─── TASK MATERIAL ───
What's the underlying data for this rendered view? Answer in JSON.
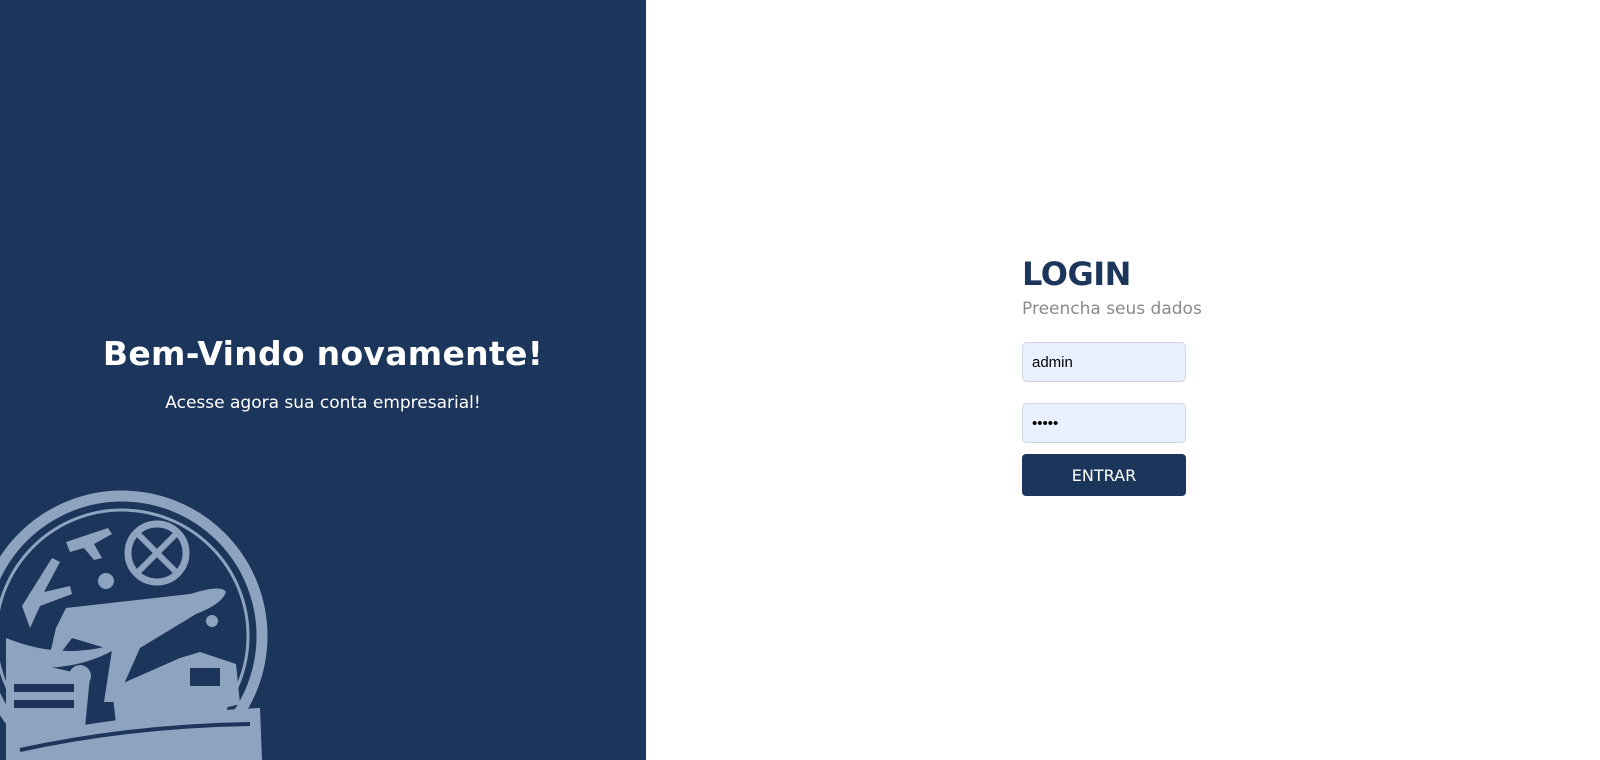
{
  "welcome": {
    "title": "Bem-Vindo novamente!",
    "subtitle": "Acesse agora sua conta empresarial!"
  },
  "emblem": {
    "icon": "logistics-emblem-icon",
    "color": "#8ea3bf"
  },
  "login": {
    "title": "LOGIN",
    "subtitle": "Preencha seus dados",
    "username_value": "admin",
    "password_value": "admin",
    "submit_label": "ENTRAR"
  },
  "colors": {
    "brand": "#1c355a",
    "input_bg": "#e8f0fe",
    "muted_text": "#8a8a8a"
  }
}
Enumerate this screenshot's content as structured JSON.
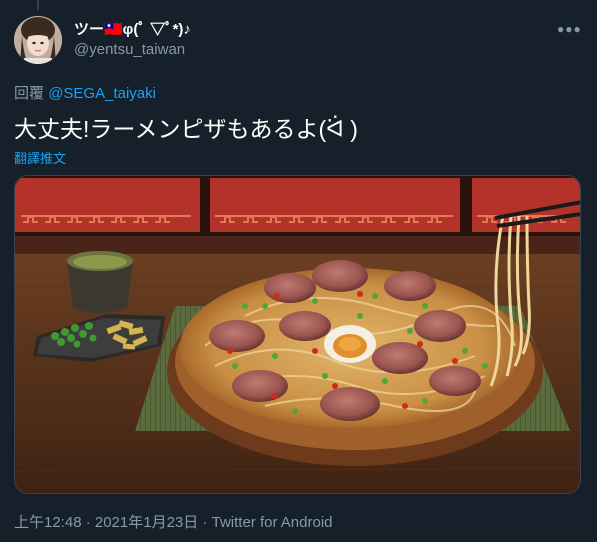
{
  "tweet": {
    "author": {
      "display_name": "ツー🇹🇼φ(ﾟ ▽ﾟ*)♪",
      "handle": "@yentsu_taiwan"
    },
    "more_icon": "more-horizontal-icon",
    "reply_prefix": "回覆",
    "reply_mention": "@SEGA_taiyaki",
    "text": "大丈夫!ラーメンピザもあるよ(ᐛ )",
    "translate_label": "翻譯推文",
    "timestamp": "上午12:48 · 2021年1月23日",
    "separator": " · ",
    "source_app": "Twitter for Android"
  },
  "colors": {
    "background": "#15202b",
    "text_primary": "#ffffff",
    "text_secondary": "#8899a6",
    "accent": "#1da1f2",
    "border": "#38444d"
  }
}
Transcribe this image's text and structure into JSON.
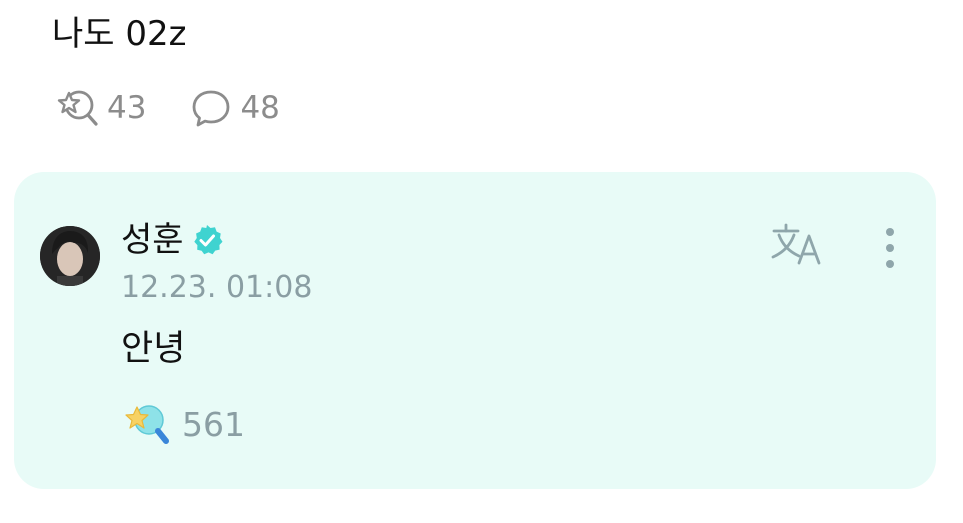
{
  "post": {
    "text": "나도 02z",
    "like_count": "43",
    "comment_count": "48"
  },
  "comment": {
    "author": "성훈",
    "timestamp": "12.23. 01:08",
    "text": "안녕",
    "like_count": "561"
  },
  "colors": {
    "card_bg": "#e8fbf7",
    "verified": "#3fd3d0",
    "muted_text": "#8a9ea3"
  },
  "icons": {
    "like": "star-search-icon",
    "comment": "speech-bubble-icon",
    "verified": "verified-badge-icon",
    "translate": "translate-icon",
    "more": "more-vertical-icon",
    "comment_like": "star-search-filled-icon"
  }
}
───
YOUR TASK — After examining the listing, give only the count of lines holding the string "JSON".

WORKED SOLUTION — 3